9. Jardim do Coreto - ...With palms, hardwood trees, flowerbeds and walkways paved with mosaic patterns it’s the ultimate place to take a breather or get your bearings. The park is also the haunt of elderly locals, locked in animated conversation or playing games of dominos. Jardim do Coreto is the oldest public park in the town, configured in the 1890s...
10. Núcleo Museológico Islâmico - A branch of the Municipal Museum, this exhibition for Tavira’s Moorish period opened in 2012. Digs at manyplaces around Tavira, like the Convento da Graça, Palácio da Galeria and Pensão Netos brought to light an array of artefacts that have been restored and displayed here...
11. Palácio da Galeria - The main venue for Tavira’s Municipal Museum is a Baroque palace on a site going back to Phoenician times, around 2,600 years ago. Excavations revealed ritualistic wells dedicated to Baal, their god of storms...
12. Igreja de Santa Maria do Castelo - Beside the castle, this church was started right after Tavira was retaken from the Moors in 1242. It even sits on the very site where the town’s mosque used to be. The Gothic building stood strong for 500 years until the epochal earthquake in 1755 that toppled monuments all over Portugal. It was rebuilt with a Baroque design, but the Gothic portal is medieval and dates to the 1300s...
13. Cabanas de Tavira - A breeze from the Taviras, Cabanas is another sweet old town.
You have to pay a visit, as the town sits right in front of the Ria Formosa lagoon. There are yachts and painted wooden boats anchored in the smooth waters and across the channel you can watch the dunes that form another barrier island...
14. Ria Formosa - ...a natural park, sprawling over 170 square kilometres of water channels, islands, salt pans, beaches and shellfish beds. Ria Formosa is help by the experts as one of the most important wetland sites on earth...
15. Water-Based Fun - Optimal wind speeds, water temperature, and miles of deserted beach combine to gift Tavira some of the best kitesurfing conditions around.
The Eolis school can accommodate absolute newcomers as well as experienced boarders who want to get some serious air-time. Meanwhile, the other advantage of the Ria Formosa, beyond the natural beauty and ecological wealth, is its calm water and the peace once you get once you escape the main towns. SUP (stand-up paddleboarding) could have been invented for this environment"
From Google Maps Street View, just north of Tavira.
Looks great! Can't wait to visit.

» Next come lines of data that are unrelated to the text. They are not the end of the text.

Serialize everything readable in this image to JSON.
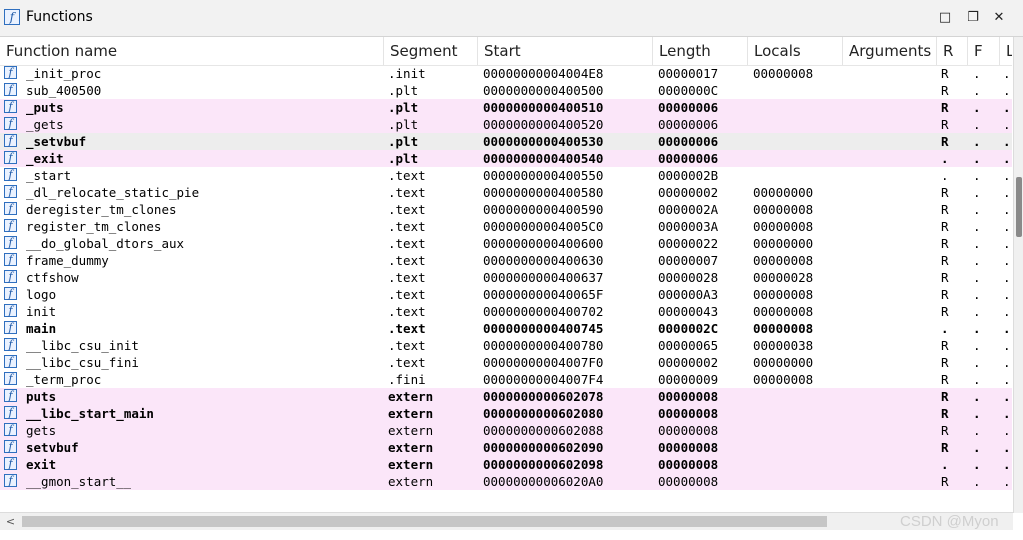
{
  "window": {
    "title": "Functions",
    "icon": "function-icon",
    "controls": [
      "restore-icon",
      "maximize-icon",
      "close-icon"
    ],
    "control_glyphs": [
      "□",
      "❐",
      "✕"
    ]
  },
  "columns": [
    "Function name",
    "Segment",
    "Start",
    "Length",
    "Locals",
    "Arguments",
    "R",
    "F",
    "L"
  ],
  "colors": {
    "highlight_row": "#fbe6f9",
    "selected_row": "#ededed",
    "icon_blue": "#1e5aa8"
  },
  "rows": [
    {
      "name": "_init_proc",
      "segment": ".init",
      "start": "00000000004004E8",
      "length": "00000017",
      "locals": "00000008",
      "args": "",
      "r": "R",
      "f": ".",
      "l": ".",
      "style": "normal"
    },
    {
      "name": "sub_400500",
      "segment": ".plt",
      "start": "0000000000400500",
      "length": "0000000C",
      "locals": "",
      "args": "",
      "r": "R",
      "f": ".",
      "l": ".",
      "style": "normal"
    },
    {
      "name": "_puts",
      "segment": ".plt",
      "start": "0000000000400510",
      "length": "00000006",
      "locals": "",
      "args": "",
      "r": "R",
      "f": ".",
      "l": ".",
      "style": "pink-bold"
    },
    {
      "name": "_gets",
      "segment": ".plt",
      "start": "0000000000400520",
      "length": "00000006",
      "locals": "",
      "args": "",
      "r": "R",
      "f": ".",
      "l": ".",
      "style": "pink"
    },
    {
      "name": "_setvbuf",
      "segment": ".plt",
      "start": "0000000000400530",
      "length": "00000006",
      "locals": "",
      "args": "",
      "r": "R",
      "f": ".",
      "l": ".",
      "style": "selected-bold"
    },
    {
      "name": "_exit",
      "segment": ".plt",
      "start": "0000000000400540",
      "length": "00000006",
      "locals": "",
      "args": "",
      "r": ".",
      "f": ".",
      "l": ".",
      "style": "pink-bold"
    },
    {
      "name": "_start",
      "segment": ".text",
      "start": "0000000000400550",
      "length": "0000002B",
      "locals": "",
      "args": "",
      "r": ".",
      "f": ".",
      "l": ".",
      "style": "normal"
    },
    {
      "name": "_dl_relocate_static_pie",
      "segment": ".text",
      "start": "0000000000400580",
      "length": "00000002",
      "locals": "00000000",
      "args": "",
      "r": "R",
      "f": ".",
      "l": ".",
      "style": "normal"
    },
    {
      "name": "deregister_tm_clones",
      "segment": ".text",
      "start": "0000000000400590",
      "length": "0000002A",
      "locals": "00000008",
      "args": "",
      "r": "R",
      "f": ".",
      "l": ".",
      "style": "normal"
    },
    {
      "name": "register_tm_clones",
      "segment": ".text",
      "start": "00000000004005C0",
      "length": "0000003A",
      "locals": "00000008",
      "args": "",
      "r": "R",
      "f": ".",
      "l": ".",
      "style": "normal"
    },
    {
      "name": "__do_global_dtors_aux",
      "segment": ".text",
      "start": "0000000000400600",
      "length": "00000022",
      "locals": "00000000",
      "args": "",
      "r": "R",
      "f": ".",
      "l": ".",
      "style": "normal"
    },
    {
      "name": "frame_dummy",
      "segment": ".text",
      "start": "0000000000400630",
      "length": "00000007",
      "locals": "00000008",
      "args": "",
      "r": "R",
      "f": ".",
      "l": ".",
      "style": "normal"
    },
    {
      "name": "ctfshow",
      "segment": ".text",
      "start": "0000000000400637",
      "length": "00000028",
      "locals": "00000028",
      "args": "",
      "r": "R",
      "f": ".",
      "l": ".",
      "style": "normal"
    },
    {
      "name": "logo",
      "segment": ".text",
      "start": "000000000040065F",
      "length": "000000A3",
      "locals": "00000008",
      "args": "",
      "r": "R",
      "f": ".",
      "l": ".",
      "style": "normal"
    },
    {
      "name": "init",
      "segment": ".text",
      "start": "0000000000400702",
      "length": "00000043",
      "locals": "00000008",
      "args": "",
      "r": "R",
      "f": ".",
      "l": ".",
      "style": "normal"
    },
    {
      "name": "main",
      "segment": ".text",
      "start": "0000000000400745",
      "length": "0000002C",
      "locals": "00000008",
      "args": "",
      "r": ".",
      "f": ".",
      "l": ".",
      "style": "bold"
    },
    {
      "name": "__libc_csu_init",
      "segment": ".text",
      "start": "0000000000400780",
      "length": "00000065",
      "locals": "00000038",
      "args": "",
      "r": "R",
      "f": ".",
      "l": ".",
      "style": "normal"
    },
    {
      "name": "__libc_csu_fini",
      "segment": ".text",
      "start": "00000000004007F0",
      "length": "00000002",
      "locals": "00000000",
      "args": "",
      "r": "R",
      "f": ".",
      "l": ".",
      "style": "normal"
    },
    {
      "name": "_term_proc",
      "segment": ".fini",
      "start": "00000000004007F4",
      "length": "00000009",
      "locals": "00000008",
      "args": "",
      "r": "R",
      "f": ".",
      "l": ".",
      "style": "normal"
    },
    {
      "name": "puts",
      "segment": "extern",
      "start": "0000000000602078",
      "length": "00000008",
      "locals": "",
      "args": "",
      "r": "R",
      "f": ".",
      "l": ".",
      "style": "pink-bold"
    },
    {
      "name": "__libc_start_main",
      "segment": "extern",
      "start": "0000000000602080",
      "length": "00000008",
      "locals": "",
      "args": "",
      "r": "R",
      "f": ".",
      "l": ".",
      "style": "pink-bold"
    },
    {
      "name": "gets",
      "segment": "extern",
      "start": "0000000000602088",
      "length": "00000008",
      "locals": "",
      "args": "",
      "r": "R",
      "f": ".",
      "l": ".",
      "style": "pink"
    },
    {
      "name": "setvbuf",
      "segment": "extern",
      "start": "0000000000602090",
      "length": "00000008",
      "locals": "",
      "args": "",
      "r": "R",
      "f": ".",
      "l": ".",
      "style": "pink-bold"
    },
    {
      "name": "exit",
      "segment": "extern",
      "start": "0000000000602098",
      "length": "00000008",
      "locals": "",
      "args": "",
      "r": ".",
      "f": ".",
      "l": ".",
      "style": "pink-bold"
    },
    {
      "name": "__gmon_start__",
      "segment": "extern",
      "start": "00000000006020A0",
      "length": "00000008",
      "locals": "",
      "args": "",
      "r": "R",
      "f": ".",
      "l": ".",
      "style": "pink"
    }
  ],
  "scroll": {
    "left_arrow": "<",
    "right_arrow": ">"
  },
  "watermark": "CSDN @Myon"
}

Of course, no article about a representative city from a municipality would be complete without a link to the inimitable Vitor Oliveira. Vitor, aka portuguese_eyes, has posted thousands of photos of Portugal, organized by municipality. Here is the link to his Tavira collection (270 photos - what a monster!) and here are a few examples of his work: